This month’s CLIP is an article by Pablo Ibáñez Colomo, Professor of Law at the London School of Economics, on the Court of Justice’s January 2020 judgment in Generics (Paroxetine). As we discussed here, the Generics judgment was significant because it was the first time that the EU’s highest court provided guidance on the competition law assessment of ‘pay-for-delay’ agreements in the pharma sector.
After providing a helpful summary of the case background and the Court’s main findings, Professor Ibáñez Colomo argues that the judgment achieves an “optimal balance” that “minimise[s] the risk of Type I (over-enforcement) and Type II (under-enforcement) errors”. In his analysis, the judgment achieves this in two main ways.
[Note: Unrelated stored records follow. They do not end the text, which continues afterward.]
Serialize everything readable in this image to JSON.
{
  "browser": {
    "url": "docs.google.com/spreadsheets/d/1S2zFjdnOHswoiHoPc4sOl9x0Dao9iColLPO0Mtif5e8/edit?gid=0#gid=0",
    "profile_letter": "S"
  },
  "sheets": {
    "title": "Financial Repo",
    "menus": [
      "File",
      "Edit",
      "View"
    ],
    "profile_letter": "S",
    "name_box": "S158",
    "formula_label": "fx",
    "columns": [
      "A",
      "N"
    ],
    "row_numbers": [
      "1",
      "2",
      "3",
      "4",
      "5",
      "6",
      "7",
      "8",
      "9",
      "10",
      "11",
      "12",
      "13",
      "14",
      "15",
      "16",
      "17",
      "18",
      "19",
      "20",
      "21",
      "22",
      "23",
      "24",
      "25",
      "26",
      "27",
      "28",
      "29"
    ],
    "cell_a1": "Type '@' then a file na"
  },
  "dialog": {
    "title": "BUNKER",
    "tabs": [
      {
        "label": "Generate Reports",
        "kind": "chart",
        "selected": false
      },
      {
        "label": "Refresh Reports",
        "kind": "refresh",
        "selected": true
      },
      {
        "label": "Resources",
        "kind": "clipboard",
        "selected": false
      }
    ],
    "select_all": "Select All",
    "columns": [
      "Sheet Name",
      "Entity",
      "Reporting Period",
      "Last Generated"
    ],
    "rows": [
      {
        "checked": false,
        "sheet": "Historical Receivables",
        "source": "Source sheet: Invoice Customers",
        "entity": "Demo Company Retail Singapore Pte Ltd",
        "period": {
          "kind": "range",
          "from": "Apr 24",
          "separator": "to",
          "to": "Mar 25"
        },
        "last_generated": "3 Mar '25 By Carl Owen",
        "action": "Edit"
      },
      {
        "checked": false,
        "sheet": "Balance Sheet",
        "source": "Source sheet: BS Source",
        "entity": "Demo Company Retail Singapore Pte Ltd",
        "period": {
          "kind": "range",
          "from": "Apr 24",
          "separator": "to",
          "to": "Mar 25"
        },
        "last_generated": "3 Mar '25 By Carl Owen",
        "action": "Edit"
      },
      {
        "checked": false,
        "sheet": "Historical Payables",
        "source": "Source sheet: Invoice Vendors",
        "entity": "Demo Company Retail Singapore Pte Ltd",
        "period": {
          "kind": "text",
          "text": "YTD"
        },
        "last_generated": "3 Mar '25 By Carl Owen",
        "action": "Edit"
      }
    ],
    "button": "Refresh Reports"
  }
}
First, it defines the notion of potential competition relatively expansively (‘real and concrete’ possibility of market entry, as opposed to likelihood, is enough in this regard). In Professor Ibáñez Colomo’s opinion, this reduces the risk of Type II errors. Second, the judgment makes clear that reverse payment patent settlements are not necessarily restrictive of competition ‘by object’. The assessment will always be case-specific, and in certain circumstances reverse payment settlements may even fall outside the scope of Article 101(1) TFEU altogether. As such, reverse payment settlements are not to be equated with cartels; according to Professor Ibáñez Colomo, this approach reduces the risk of Type I errors.
The author also suggests that the judgment “confirms the relationship between EU competition law (and indeed EU law at large) and intellectual property”. Specifically, it is, in his view, consistent with “a long-standing line of case law according to which the application of Articles 101 and 102 TFEU does not question the existence of national intellectual property titles, but only their exercise” (emphasis added). At the same time, the judgment indicates that IP rights are not necessarily insurmountable barriers to entry. As Ibáñez Colomo explains, the Court’s reasoning suggests that the impact of IP rights on firms’ ability to enter the market depends on various factors, including the nature of the right and the features of the industry. Future case law may provide clarity on the question of whether, and if so in what circumstances IP rights can prevent market entry altogether.
In Ibáñez Colomo’s view, the judgment also makes a significant contribution by clarifying the meaning of several key concepts in EU competition law, including restriction of competition ‘by object’. In particular, the judgment confirms – together with Budapest Bank (which we commented on here) – that the evaluation of the object of an agreement is a case- and context-specific inquiry. Perhaps more helpfully still, the judgment illustrates in a concrete way how such an inquiry should be conducted.
As the article recognises, the Generics judgment will not be the final word on the approach of EU competition law to reverse-payment patent settlements. Further development of the principles established in Generics may be expected from the forthcoming Court of Justice rulings in Lundbeck and Servier. Those two cases may also give the EU’s highest court a chance to shed light on issues that were left open following the Generics judgment. In the meantime, Professor Ibáñez Colomo’s article provides an insightful analysis of the approach taken by the Court of Justice in Generics. That’s not to say, however, that everyone will agree with his conclusion that the Court got the balance just right.